Elisabeth Hasselbeck finally has a start date for her new job. On Thursday, Bill Shine, executive vice president of programming at FOX News, announced that the former co-host of “The View” would officially begin duties as host of the daytime news program “Fox & Friends” on Sept. 16.
Hasselbeck, 36, who celebrated her last day at “The View” in July, will be taking over for former host Gretchen Carlson, who is leaving the program to host her own. The announcement that Hasselbeck was departing from the longtime talk show role came from ABC, which released this statement: “For a decade, Elisabeth Hasselbeck has brought her passion and strong beliefs to ‘The View.’ We watched her journey from newlywed to motherhood, an Emmy Award-winning talk show host, author, entrepreneur and activist. She stood behind her political views even if they were not the most popular opinions at the table never shying away from voicing a difficult question. We thank Elisabeth and wish her luck as she begins this new chapter of her career.”
Carlson also made an announcement of her own on-air on “Fox & Friends,” telling viewers about her own plans and teasing Hasselbeck’s arrival. "I'm going to be leaving 'Fox & Friends' after seven great years here with the guys on the curvy couch, thanks very much to the both of you,” Carlson announced on July 10. “I’m going to move forward in my career, moving on to the afternoons here at Fox and hosting my own show coming up in September.”
Her co-hosts congratulated her on-air on the move, while also telling viewers to stay tuned for Hasselbeck’s arrival. “We know you work really hard and it shows each and every morning,” Doocy said. “We look forward to welcoming [Hasselbeck] here as well.”
Despite the career leap to hosting a show of her own, some sources at “The View” claimed that Hasselbeck was privately upset over her treatment when she left the show, allegedly because she was only given a few minutes to say goodbyes on her last episode on July 10.
“Elisabeth is fuming over this latest snub from Barbara,” a source told the National Enquirer. “It’s no secret that politically conservative Elisabeth wasn’t afraid to publicly stand up to Barbara’s liberal points of view.
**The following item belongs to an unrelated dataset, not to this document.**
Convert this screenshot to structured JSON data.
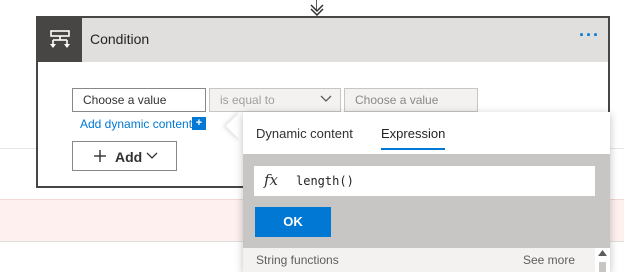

“That’s grated on Barbara’s nerves and obviously reached a boiling point this past year,” the source added. “Now Elisabeth feels the very minor going-away tribute given to her, versus the spectacle bestowed upon Barbara’s good friend Joy, was just another public dig to embarrass her.”